United States, California
University of California, San Francisco
San Francisco, California, United States, 94115
United States, Kansas
University of Kansas Medical Center
Kansas City, Kansas, United States, 66160
United States, Kentucky
University of Kentucky Hospital
Lexington, Kentucky, United States, 40506
United States, Massachusetts
Brigham & Women's Hospital
Boston, Massachusetts, United States, 02215
United States, Ohio
Cleveland Clinic
Cleveland, Ohio, United States, 44195
Ohio State University Medical Center
Columbus, Ohio, United States, 43210
Sponsors and Collaborators
University of California, San Francisco
National Cancer Institute (NCI)
  More Information

Responsible Party: University of California, San Francisco Identifier: NCT01393288     History of Changes
Other Study ID Numbers: 1R01CA163074-01A1
10831533 ( Other Grant/Funding Number: NCI )
Study First Received: July 11, 2011
Last Updated: November 12, 2013

Additional relevant MeSH terms:
Postoperative Nausea and Vomiting
Signs and Symptoms, Digestive
Signs and Symptoms
Postoperative Complications
Pathologic Processes
Autonomic Agents
Peripheral Nervous System Agents
Physiological Effects of Drugs
Gastrointestinal Agents
Dermatologic Agents
Serotonin Antagonists
Serotonin Agents
Neurotransmitter Agents
Molecular Mechanisms of Pharmacological Action
Antipsychotic Agents
Tranquilizing Agents
Central Nervous System Depressants
Psychotropic Drugs
Anti-Anxiety Agents
Hypnotics and Sedatives
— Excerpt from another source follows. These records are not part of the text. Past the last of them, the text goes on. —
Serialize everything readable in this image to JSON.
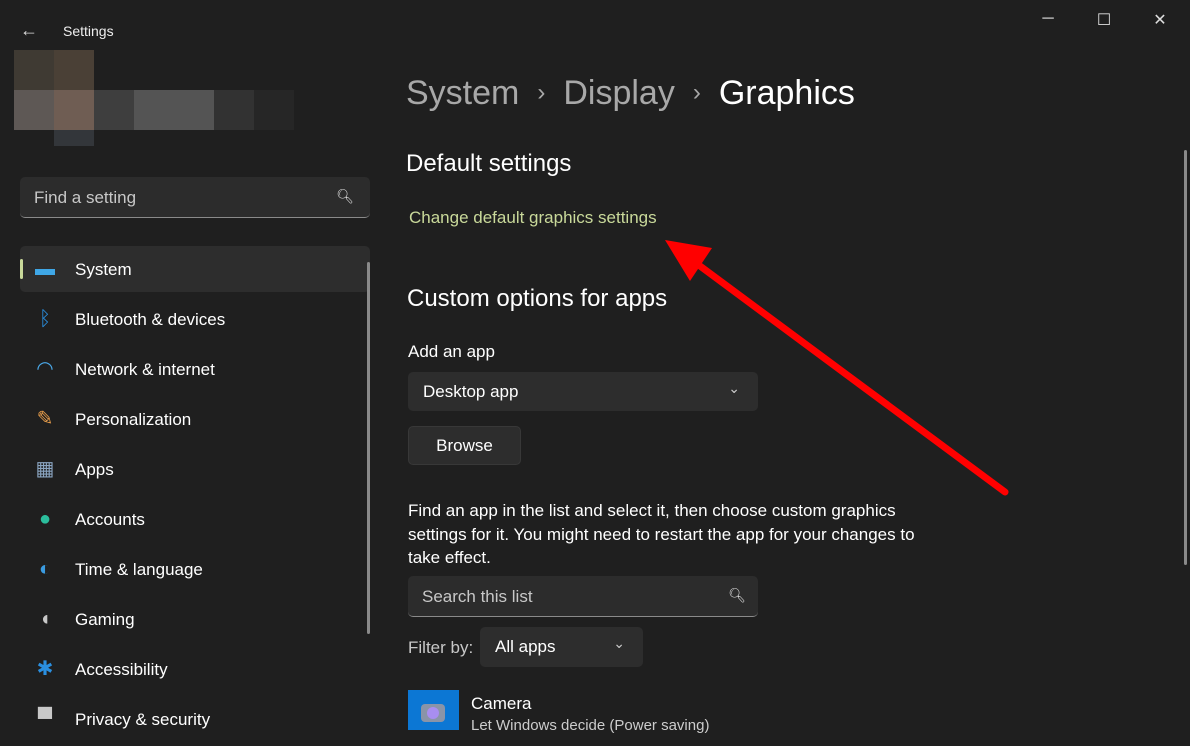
{
  "window": {
    "title": "Settings",
    "back": "←",
    "minimize": "─",
    "maximize": "☐",
    "close": "✕"
  },
  "search": {
    "placeholder": "Find a setting",
    "icon": "search-icon"
  },
  "nav": [
    {
      "label": "System",
      "icon": "monitor-icon",
      "color": "#3fa7e6"
    },
    {
      "label": "Bluetooth & devices",
      "icon": "bluetooth-icon",
      "color": "#2a8fe0"
    },
    {
      "label": "Network & internet",
      "icon": "wifi-icon",
      "color": "#4aa8e8"
    },
    {
      "label": "Personalization",
      "icon": "brush-icon",
      "color": "#e49b4a"
    },
    {
      "label": "Apps",
      "icon": "apps-icon",
      "color": "#8aa4c0"
    },
    {
      "label": "Accounts",
      "icon": "person-icon",
      "color": "#2bbd9c"
    },
    {
      "label": "Time & language",
      "icon": "globe-clock-icon",
      "color": "#3a9be0"
    },
    {
      "label": "Gaming",
      "icon": "gamepad-icon",
      "color": "#c8c8c8"
    },
    {
      "label": "Accessibility",
      "icon": "accessibility-icon",
      "color": "#2a8fe0"
    },
    {
      "label": "Privacy & security",
      "icon": "shield-icon",
      "color": "#c8c8c8"
    }
  ],
  "breadcrumb": [
    "System",
    "Display",
    "Graphics"
  ],
  "breadcrumb_sep": "›",
  "main": {
    "default_heading": "Default settings",
    "default_link": "Change default graphics settings",
    "custom_heading": "Custom options for apps",
    "add_app_label": "Add an app",
    "app_type": "Desktop app",
    "browse": "Browse",
    "description": "Find an app in the list and select it, then choose custom graphics settings for it. You might need to restart the app for your changes to take effect.",
    "list_search_placeholder": "Search this list",
    "filter_label": "Filter by:",
    "filter_value": "All apps",
    "apps": [
      {
        "name": "Camera",
        "setting": "Let Windows decide (Power saving)"
      }
    ]
  },
  "annotation_color": "#ff0000"
}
GABA Modulators processed this record on April 28, 2017